CK: Well, when we played Spain, for instance, there was like triple the amount of people that would come to our shows here, just because of how big the festival was, but everyone was so attentive, it was so beautiful.

That’s so interesting, I expected the opposite to be honest.

CK: Yeah! They were all partying, but they just weren’t speaking through the set, everyone was really listening and enjoying it! Which is nice, because there’s definitely shows you’ll play where people just go to catch-up. You can’t take it to heart, just gotta let them be [laughs].

Can we expect Kllo at any forthcoming festivals?

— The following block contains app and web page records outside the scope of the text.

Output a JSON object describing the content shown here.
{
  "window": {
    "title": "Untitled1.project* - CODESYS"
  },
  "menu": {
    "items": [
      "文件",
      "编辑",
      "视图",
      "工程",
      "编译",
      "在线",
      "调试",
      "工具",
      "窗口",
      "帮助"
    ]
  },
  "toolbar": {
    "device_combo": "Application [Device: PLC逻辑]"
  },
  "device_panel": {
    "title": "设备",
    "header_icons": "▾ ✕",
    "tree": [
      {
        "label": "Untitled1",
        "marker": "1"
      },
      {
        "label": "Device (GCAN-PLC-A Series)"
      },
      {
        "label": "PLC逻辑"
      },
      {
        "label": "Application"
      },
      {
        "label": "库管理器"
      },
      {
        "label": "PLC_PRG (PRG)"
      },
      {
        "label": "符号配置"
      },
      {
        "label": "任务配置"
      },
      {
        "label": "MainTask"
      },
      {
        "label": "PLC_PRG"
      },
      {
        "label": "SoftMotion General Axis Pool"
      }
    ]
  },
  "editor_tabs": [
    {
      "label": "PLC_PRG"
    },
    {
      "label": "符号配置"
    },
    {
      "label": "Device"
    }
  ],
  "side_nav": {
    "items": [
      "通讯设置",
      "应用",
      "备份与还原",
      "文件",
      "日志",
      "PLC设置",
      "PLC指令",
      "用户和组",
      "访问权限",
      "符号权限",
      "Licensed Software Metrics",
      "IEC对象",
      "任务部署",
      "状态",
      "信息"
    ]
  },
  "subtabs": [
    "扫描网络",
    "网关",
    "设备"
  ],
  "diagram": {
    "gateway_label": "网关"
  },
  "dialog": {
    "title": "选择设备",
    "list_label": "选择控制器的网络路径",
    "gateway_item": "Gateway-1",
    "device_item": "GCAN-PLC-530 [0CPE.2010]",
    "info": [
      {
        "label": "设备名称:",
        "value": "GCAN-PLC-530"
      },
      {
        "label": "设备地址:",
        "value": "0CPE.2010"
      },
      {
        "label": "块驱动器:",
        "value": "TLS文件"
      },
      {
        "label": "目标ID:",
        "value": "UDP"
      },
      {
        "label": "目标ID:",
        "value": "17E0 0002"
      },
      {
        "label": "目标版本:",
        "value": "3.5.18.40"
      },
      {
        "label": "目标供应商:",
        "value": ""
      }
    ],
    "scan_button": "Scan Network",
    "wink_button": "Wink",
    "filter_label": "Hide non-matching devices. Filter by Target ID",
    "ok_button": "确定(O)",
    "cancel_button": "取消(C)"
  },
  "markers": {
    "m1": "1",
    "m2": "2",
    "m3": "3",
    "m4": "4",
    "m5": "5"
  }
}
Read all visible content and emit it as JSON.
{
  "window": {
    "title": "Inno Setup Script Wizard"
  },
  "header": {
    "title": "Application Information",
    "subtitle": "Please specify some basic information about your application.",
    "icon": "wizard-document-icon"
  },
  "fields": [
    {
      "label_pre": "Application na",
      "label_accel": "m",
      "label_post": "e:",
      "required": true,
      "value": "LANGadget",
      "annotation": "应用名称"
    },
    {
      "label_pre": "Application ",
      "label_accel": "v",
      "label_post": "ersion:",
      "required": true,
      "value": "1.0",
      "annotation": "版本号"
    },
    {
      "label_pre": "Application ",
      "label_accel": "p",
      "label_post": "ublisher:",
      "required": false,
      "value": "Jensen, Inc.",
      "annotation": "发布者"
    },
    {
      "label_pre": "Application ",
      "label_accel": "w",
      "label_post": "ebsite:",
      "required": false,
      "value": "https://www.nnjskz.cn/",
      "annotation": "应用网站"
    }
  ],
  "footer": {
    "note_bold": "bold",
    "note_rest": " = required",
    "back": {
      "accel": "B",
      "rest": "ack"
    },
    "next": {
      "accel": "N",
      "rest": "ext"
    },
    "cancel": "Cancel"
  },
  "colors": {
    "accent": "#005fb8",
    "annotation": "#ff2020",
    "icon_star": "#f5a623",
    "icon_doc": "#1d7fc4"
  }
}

SL: Yeah in September for Red Bull, we’re playing with Kilo Kish.

CK: We’re also heading overseas.

SL: Yeah we’ll be supporting an Australian band on their overseas tour, which we’re really excited about.

CK: Yeah! Some [festivals] in Australia too, but I don’t think anything is really announced yet. It’s that sticky time of the year, but stuff is happening, it’s exciting.

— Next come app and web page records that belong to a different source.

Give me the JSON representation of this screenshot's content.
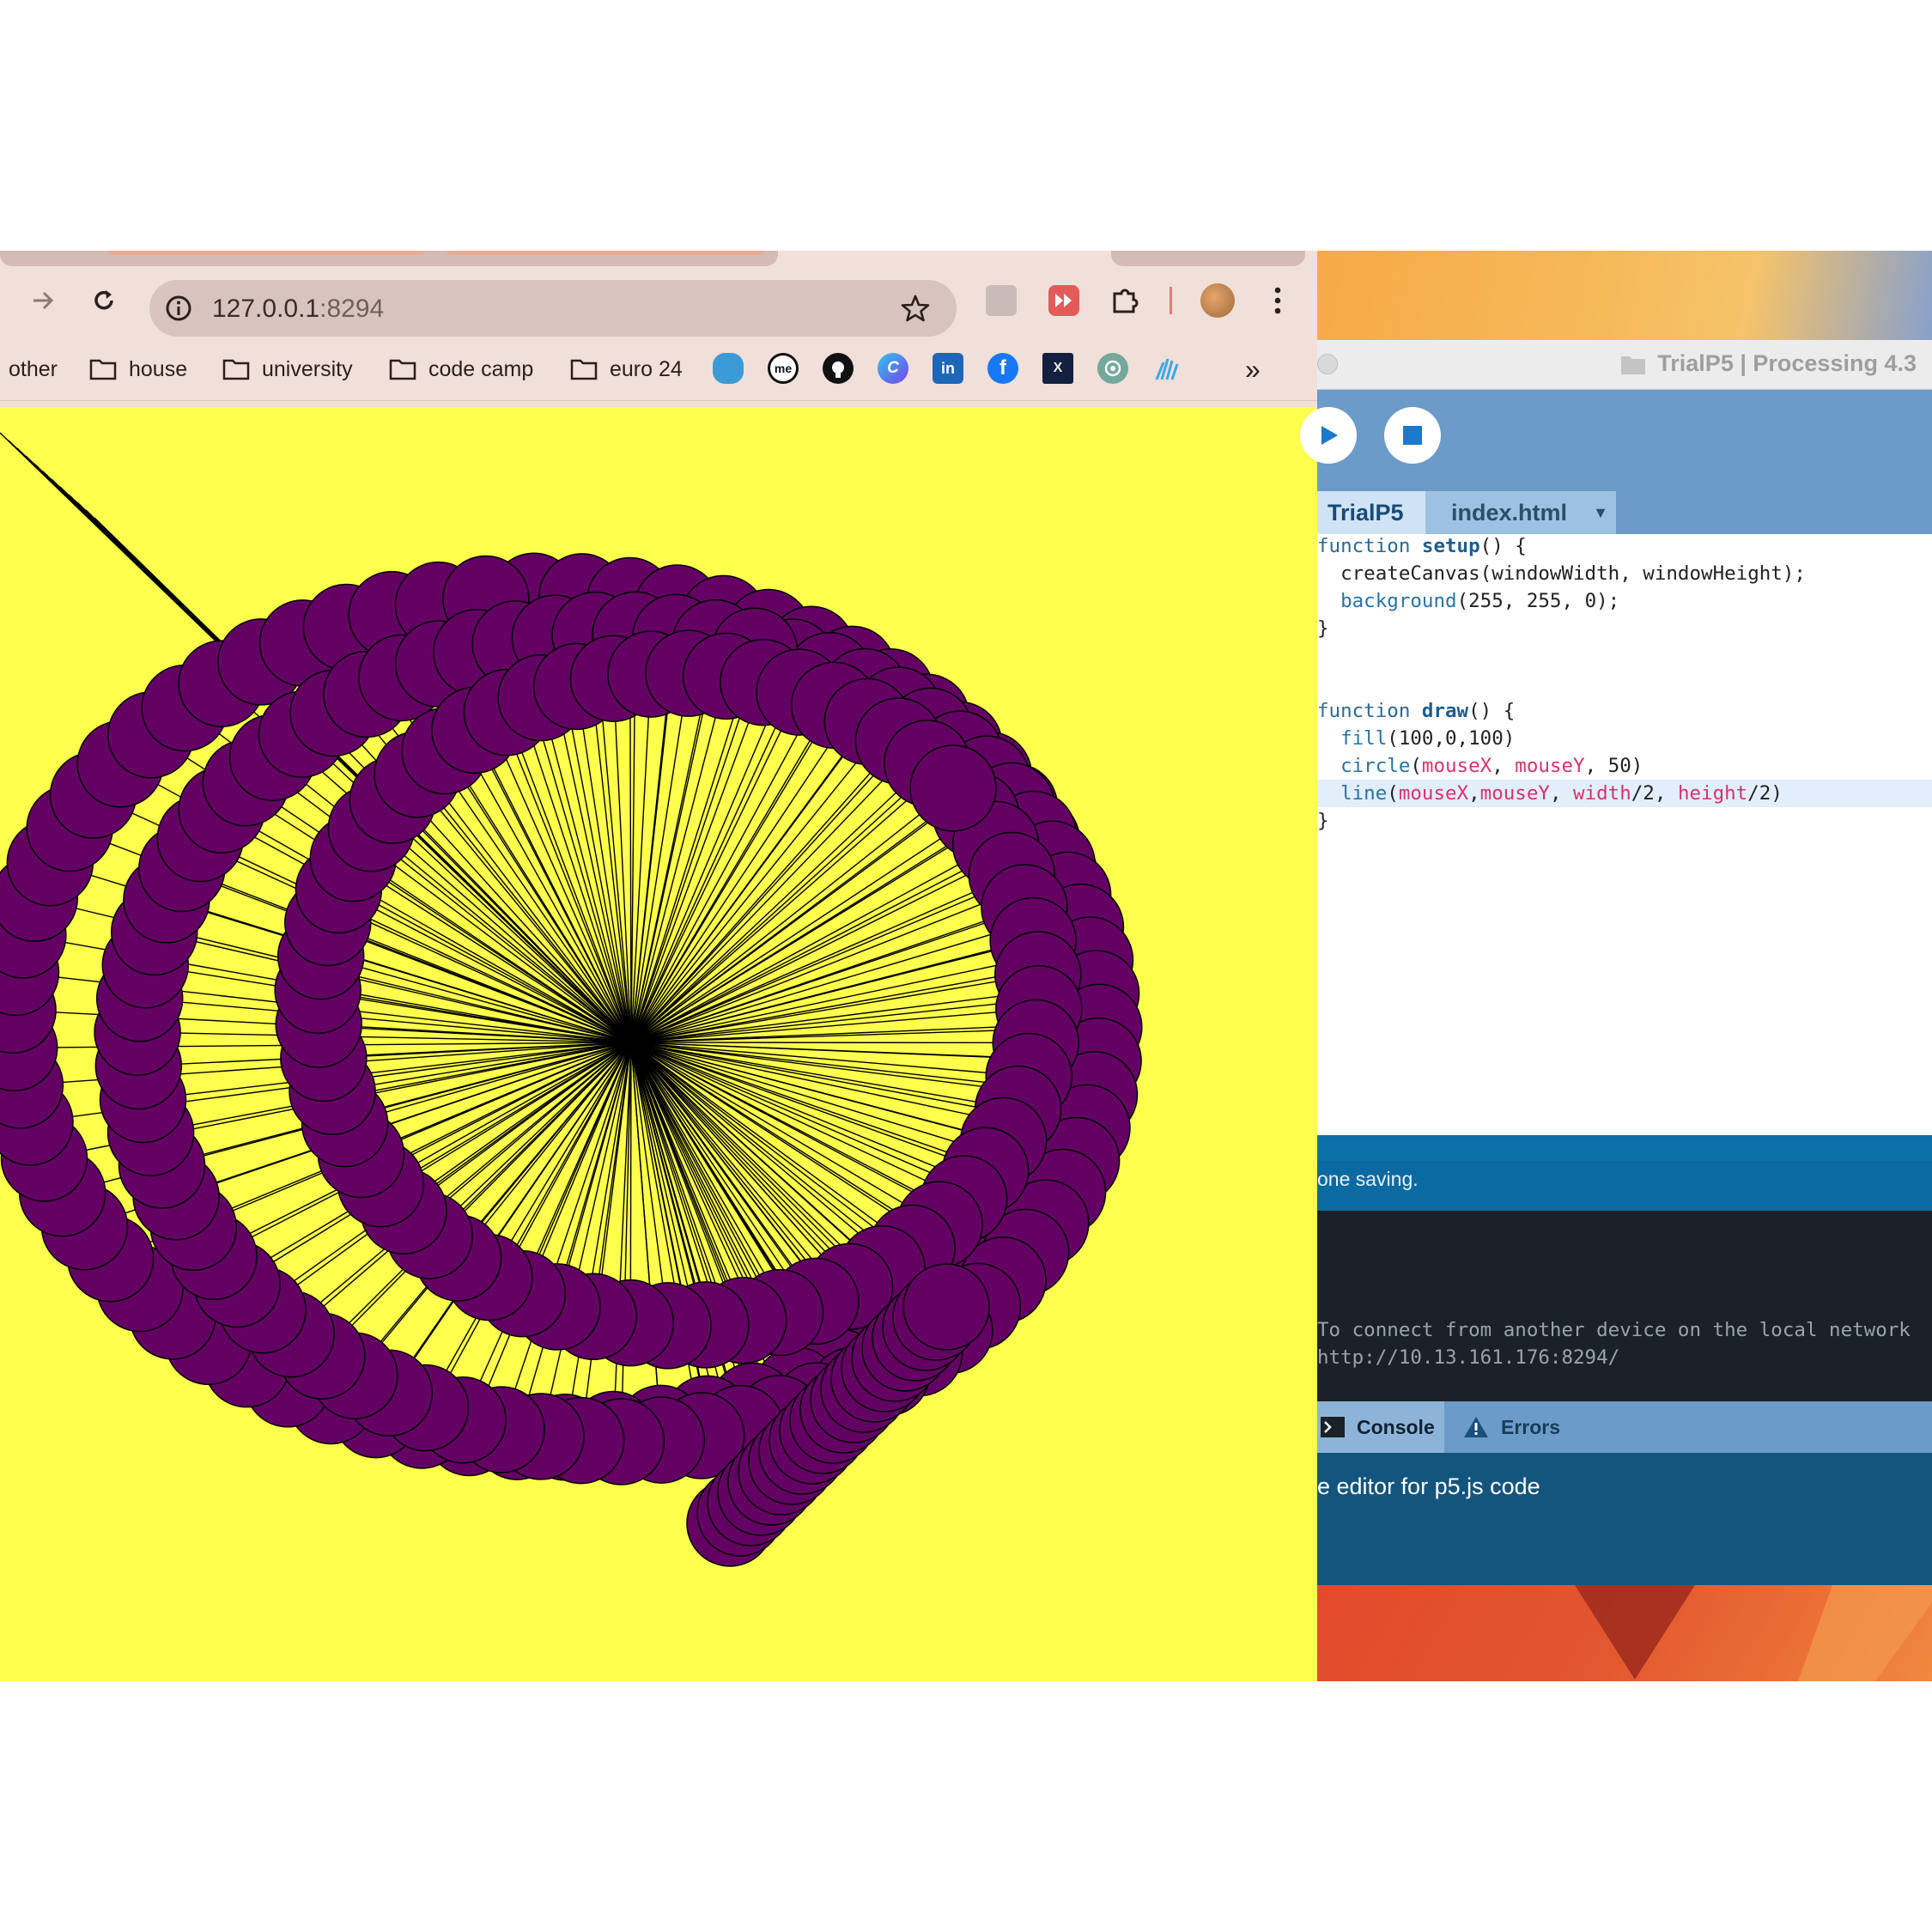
{
  "browser": {
    "url_host": "127.0.0.1",
    "url_port": ":8294",
    "bookmarks": [
      {
        "label": "other"
      },
      {
        "label": "house"
      },
      {
        "label": "university"
      },
      {
        "label": "code camp"
      },
      {
        "label": "euro 24"
      }
    ],
    "extension_icons": [
      "salesforce-cloud-icon",
      "me-icon",
      "github-icon",
      "c-app-icon",
      "linkedin-icon",
      "facebook-icon",
      "dark-app-icon",
      "chatgpt-icon",
      "sparkle-icon"
    ],
    "more_label": "»",
    "canvas_background": "#ffff4d",
    "circle_fill": "#640064"
  },
  "processing": {
    "window_title": "TrialP5 | Processing 4.3",
    "tabs": [
      {
        "label": "TrialP5"
      },
      {
        "label": "index.html"
      }
    ],
    "tab_menu": "▼",
    "status": "one saving.",
    "console_lines": [
      "To connect from another device on the local network",
      "http://10.13.161.176:8294/"
    ],
    "console_tab": "Console",
    "errors_tab": "Errors",
    "footer": "e editor for p5.js code"
  }
}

SL: We’re doing a few things overseas, and coming back to play some festivals.

I saw a photo of you guys in the Rage studio. Will you be guest programming sometime soon?

CK: We just spoke about a couple of our own tracks, it was all a bit of a blur, a lot of stuttering [laughs]? A lot of awkward moments.

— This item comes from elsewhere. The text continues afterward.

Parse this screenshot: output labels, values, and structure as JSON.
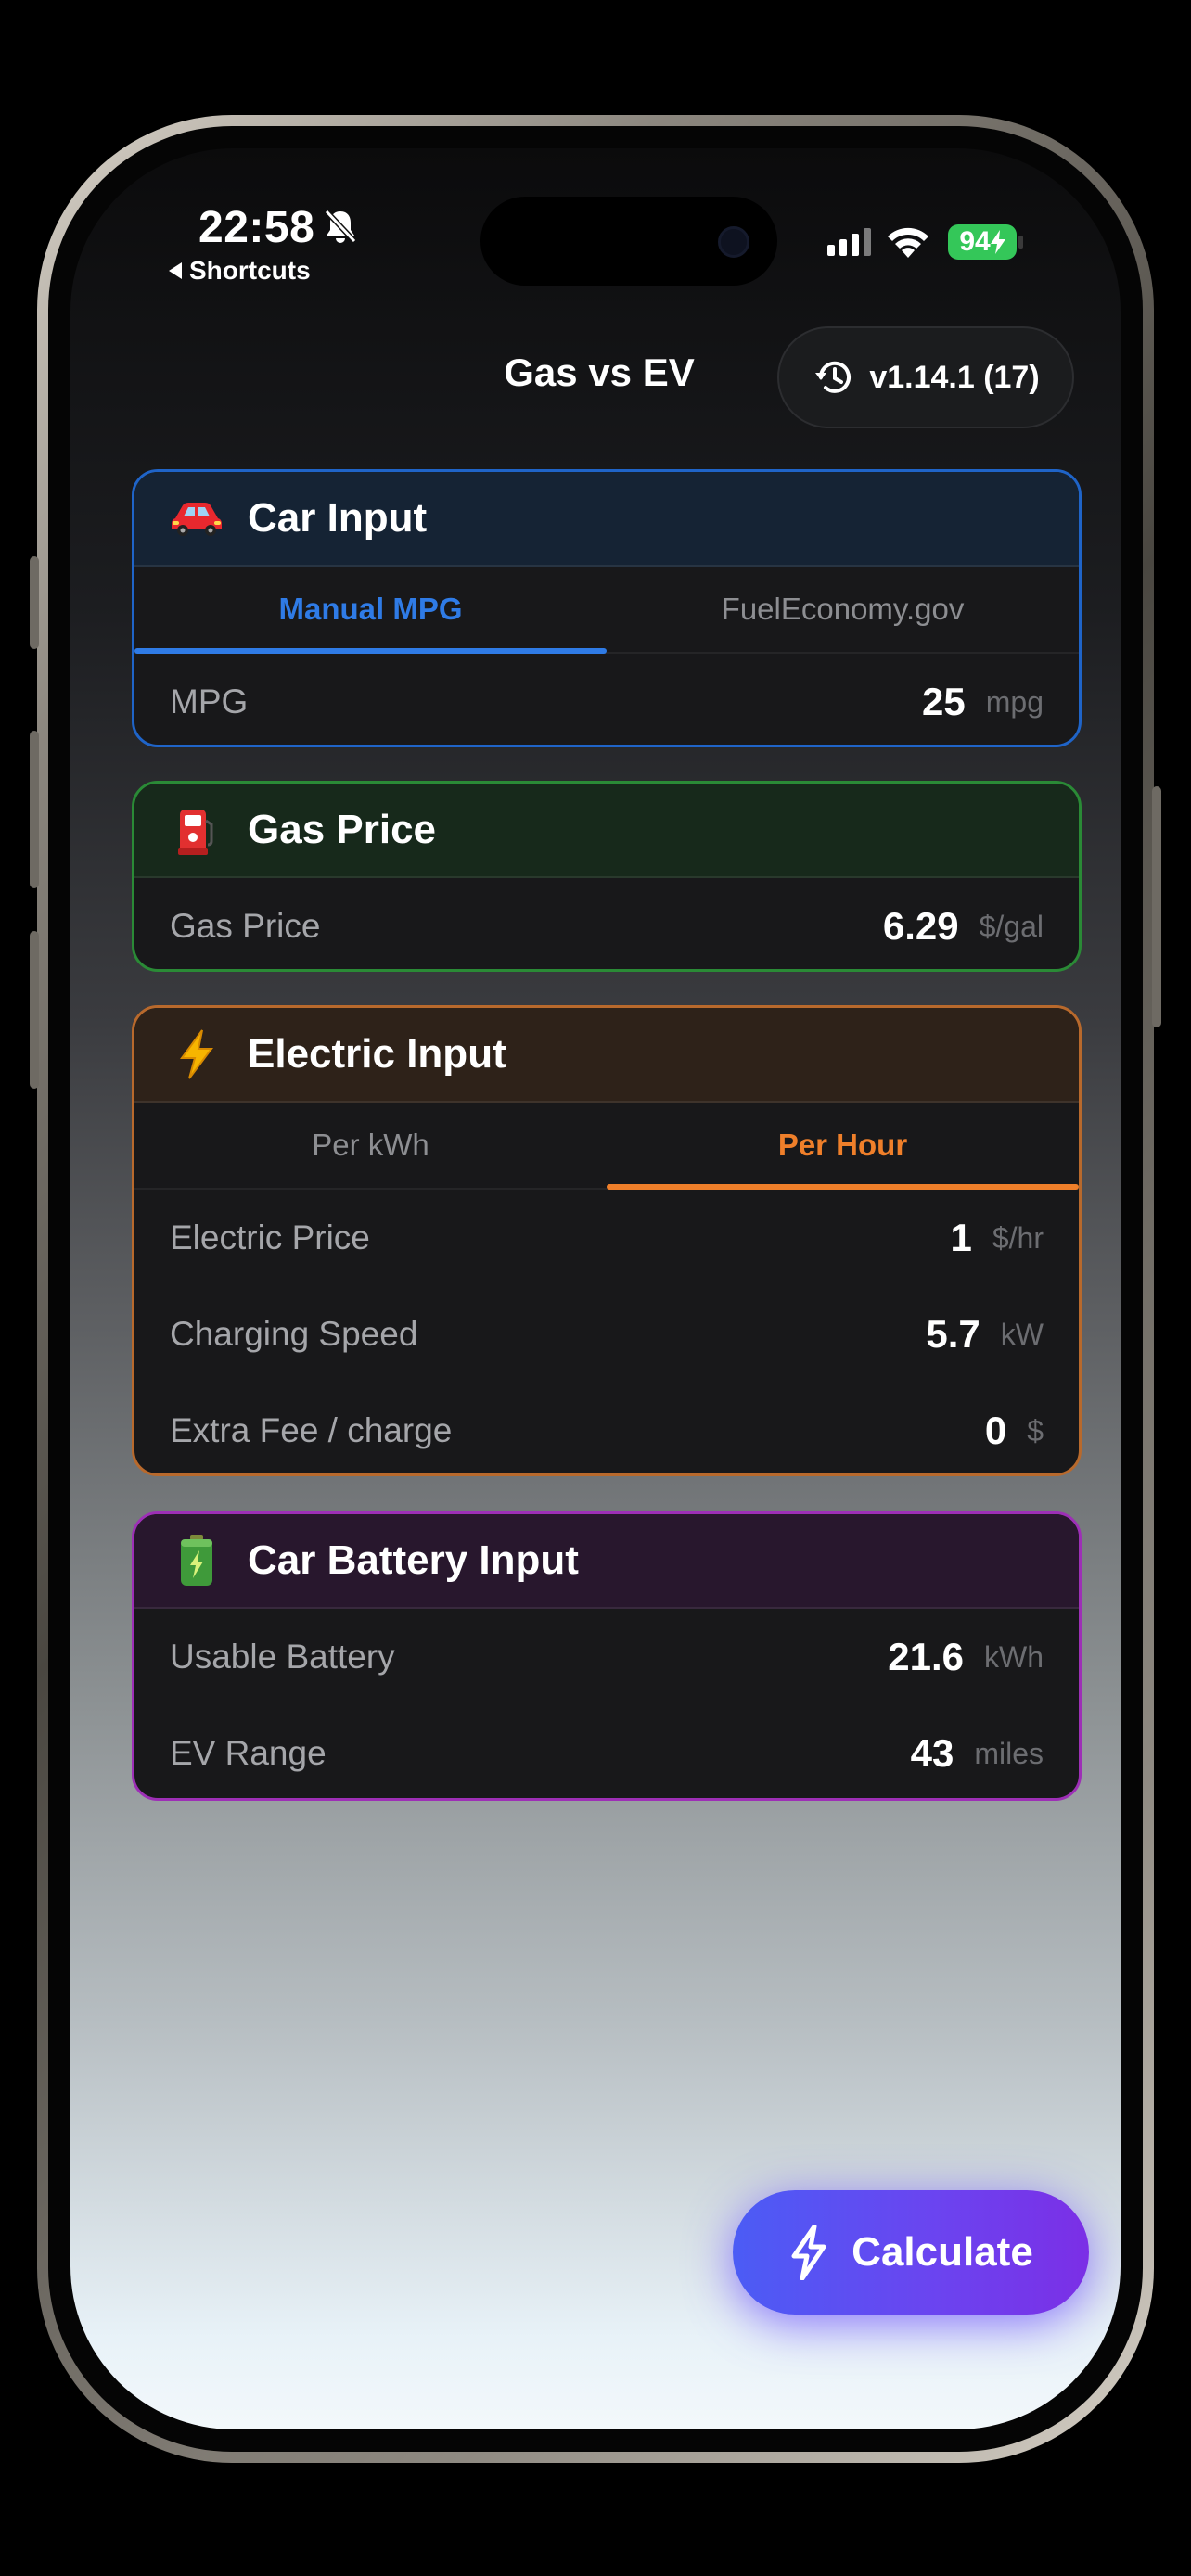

SL: Yeah, we had to do a lot of takes, we’re not great at the videos.

That’s still exciting though, a bit of TV time!

CK: Yeah! It brings us back to those days when we were kids and we used to get up that early on the weekend, which just isn’t really a thing anymore.

You’ll be heading out on tour very soon. Have you incorporated any new elements to your live show?

SL: Not really, we’re just trying to perfect what we have. I think what we’ve got at the moment, we just keep pushing. I’ve seen a lot of bands over time from when they were up & coming, to headlining festivals. Some of them don’t really change all that much? They just have the same set-up, but once the dynamic between the members is solidified, they appear to be doing so much more. Using electronic stuff, you can do anything you want.

CK: I think we’ve come from doing a lot of our own thing in making everything very drawn out in the set, to stripping everything back and just playing the tracks. Now, from doing both sides, we know a lot more of a healthier medium between the two. I think since doing more gigs, we know what suits us best.

So rather than adding elements, your focus is more on being cohesive?

SL: I think so, yeah, just making sure we finish the set, feeling like we’ve said everything we wanted to say.

Do you have any collaborations or remixes coming up in the near future?

SL: There is one remix coming out, and we’re really excited about it.

CK: Yeah, very excited about it. We can’t say who just yet.

SL: From one of the idols that like, started us.

CK: One of our idols! Hectic. We just never thought that would ever happen.

SL: We listened to this artist so many times while making the first EP, to draw inspiration from.

CK: I think it was actually the first artist Simon and I bonded over? Simon showed me them when we first started making music. I didn’t know much about them, but I listen to them all the time now, so it’s an exciting time for, Kllo!

SL: Very sentimental.

Will that be released this year?

SL: Yeah, very soon.

What can we expect from Kllo for the rest of 2016?

CK: Traveling, making a whole bunch of new work. We’re currently writing the next thing, so we’re a bit ahead with that, which is great! Yeah, so touring and writing, it’s going to be fun!

Kllo will be launching their latest offering, Well Worn EP, live across the country throughout August, before joining Kilo KishBok BokKuckaCliques and more for the Red Bull Music Academy’s club night, Night Moves.

Kllo‘s, Well Worn EP is available now in Australia through Good Manners.


Friday, 12th August
w/ Golden Vessel + Abraham Tilbury
Black Bear Lodge, Brisbane

Saturday, 13th August
w/ Wallace + Gussy
Plan B Small Club, Sydney

Friday, 19th August
w/ Martin King + Corin +The Harpoons DJs
The Howler, Melbourne

Thursday, 25th August
w/ Kucka (DJ Set) + Bahasa Malay + Kopano + GRRL PAL (DJ Set)
The Rosemount, Perth

Saturday, 27th August
w/ Oscilla + Young Muscle DJs
Rocket Bar, Adelaide

Words by Hannah Galvin.
Photo credit: Alan Weedon.





An avid fan of Sydney’s jazz and found sound scene, as well as eating peanut butter from the jar.